- Opening Delimiter -
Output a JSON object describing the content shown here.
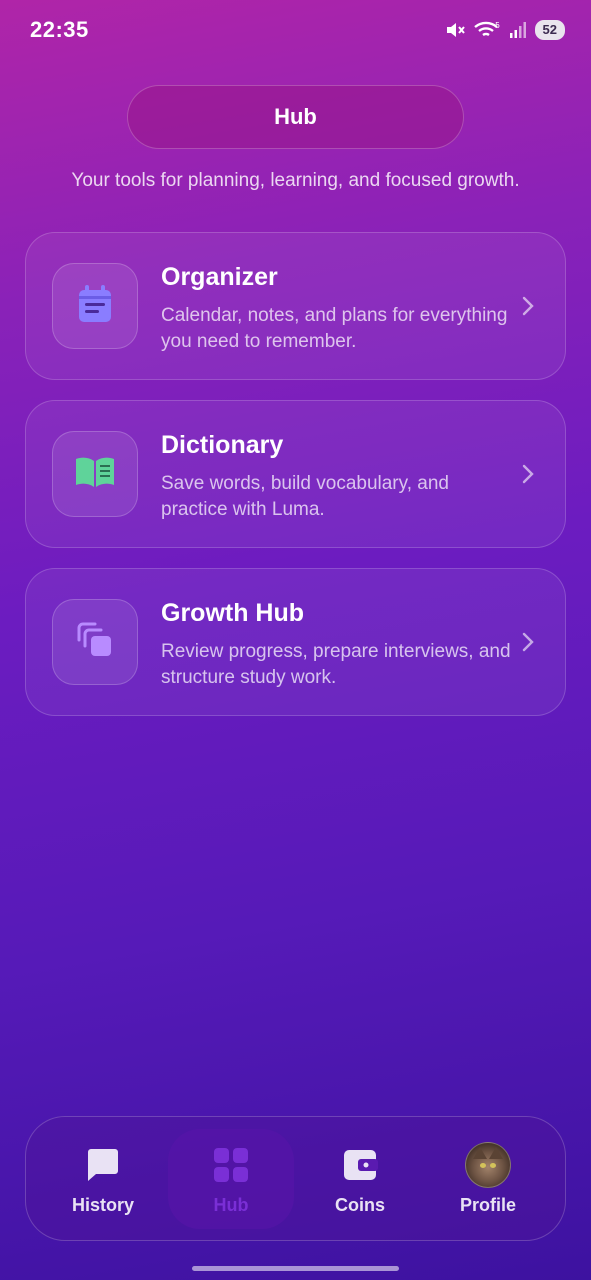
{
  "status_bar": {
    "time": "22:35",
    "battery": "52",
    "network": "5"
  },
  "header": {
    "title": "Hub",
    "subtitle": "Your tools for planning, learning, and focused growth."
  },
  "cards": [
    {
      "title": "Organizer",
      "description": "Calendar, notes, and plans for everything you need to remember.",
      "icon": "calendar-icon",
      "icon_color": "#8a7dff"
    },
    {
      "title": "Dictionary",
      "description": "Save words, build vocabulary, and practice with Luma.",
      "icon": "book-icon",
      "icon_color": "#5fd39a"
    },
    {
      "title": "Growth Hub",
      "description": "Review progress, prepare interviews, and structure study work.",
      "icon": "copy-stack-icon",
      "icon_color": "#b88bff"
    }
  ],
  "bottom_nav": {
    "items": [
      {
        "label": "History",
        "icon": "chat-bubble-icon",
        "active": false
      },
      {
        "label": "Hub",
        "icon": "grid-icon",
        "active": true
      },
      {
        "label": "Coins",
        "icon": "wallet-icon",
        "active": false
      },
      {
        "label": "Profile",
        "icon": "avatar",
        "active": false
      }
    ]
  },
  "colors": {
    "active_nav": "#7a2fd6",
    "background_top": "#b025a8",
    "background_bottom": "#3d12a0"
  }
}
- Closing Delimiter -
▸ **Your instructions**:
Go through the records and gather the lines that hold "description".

▸ **Exercise response**:
      "description": "Calendar, notes, and plans for everything you need to remember.",
      "description": "Save words, build vocabulary, and practice with Luma.",
      "description": "Review progress, prepare interviews, and structure study work.",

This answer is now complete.